In light of this, and with the drones buzzing around and the army almost on the
march against him, Baitullah might have decided to simply take the heat out of
the situation by disappearing, much as Abdullah Mehsud did.
Al-Qaeda used this tactic with Osama bin Laden when the US invested heavily all
around Pakistan and Afghanistan to catch him after he fled Afghanistan in late
2001. By 2005, several special forces operations were close on his trail. At
this point, he disappeared off the map, only leaving in his wake speculation
about whether he was dead or alive.
Another example involves Rashid Rauf, a dual citizen of Britain and Pakistan
who was arrested in Pakistan in connection with the trans-Atlantic aircraft
plot in August 2006. He escaped and went to North Waziristan. London was
incensed and turned the screws on Islamabad, which in turn rounded up scores of
Rauf's family and jihadi colleagues. In November 2008, news was leaked that he
had been killed in a drone attack and the pressure was off. Asia Times Online
is aware that Rauf is very much alive and kicking in North Waziristan.
Baitullah, too, could be alive and kicking, and he may have decided to lie low
for a while. If this is true - there is no evidence at this stage that this is
the case - he has taken something of a gamble.
He is a highly charismatic and ruthless man who through his drive and
commitment has made the TTP a major thorn in the side of the Pakistani state
while also lending invaluable support to the Taliban's struggle in Afghanistan.

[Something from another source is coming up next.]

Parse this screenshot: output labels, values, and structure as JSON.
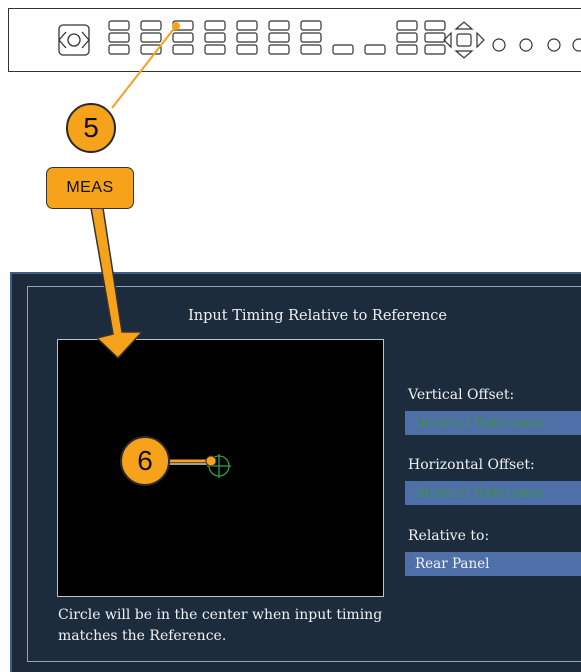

This vital network could begin to unravel, and in the Tank and Dera Ismail Khan
areas the rival Bhitini tribe is already targeting his Mehsud tribesmen,
killing more than a dozen in the past few days.
On the other hand, his absence will take the heat out of the crackdown on
militancy - the Interior Ministry has already declared that this struggle is
"over". The military will also have good reason to further delay the ground
offensive in South Waziristan that it is reluctant to undertake; it would be a
very tough campaign and domestically highly unpopular.
Baitullah could simply be dead, although the same results would likely flow
from his demise.
Syed Saleem Shahzad is Asia Times Online's Pakistan Bureau Chief. He can
be reached at firstname.lastname@example.org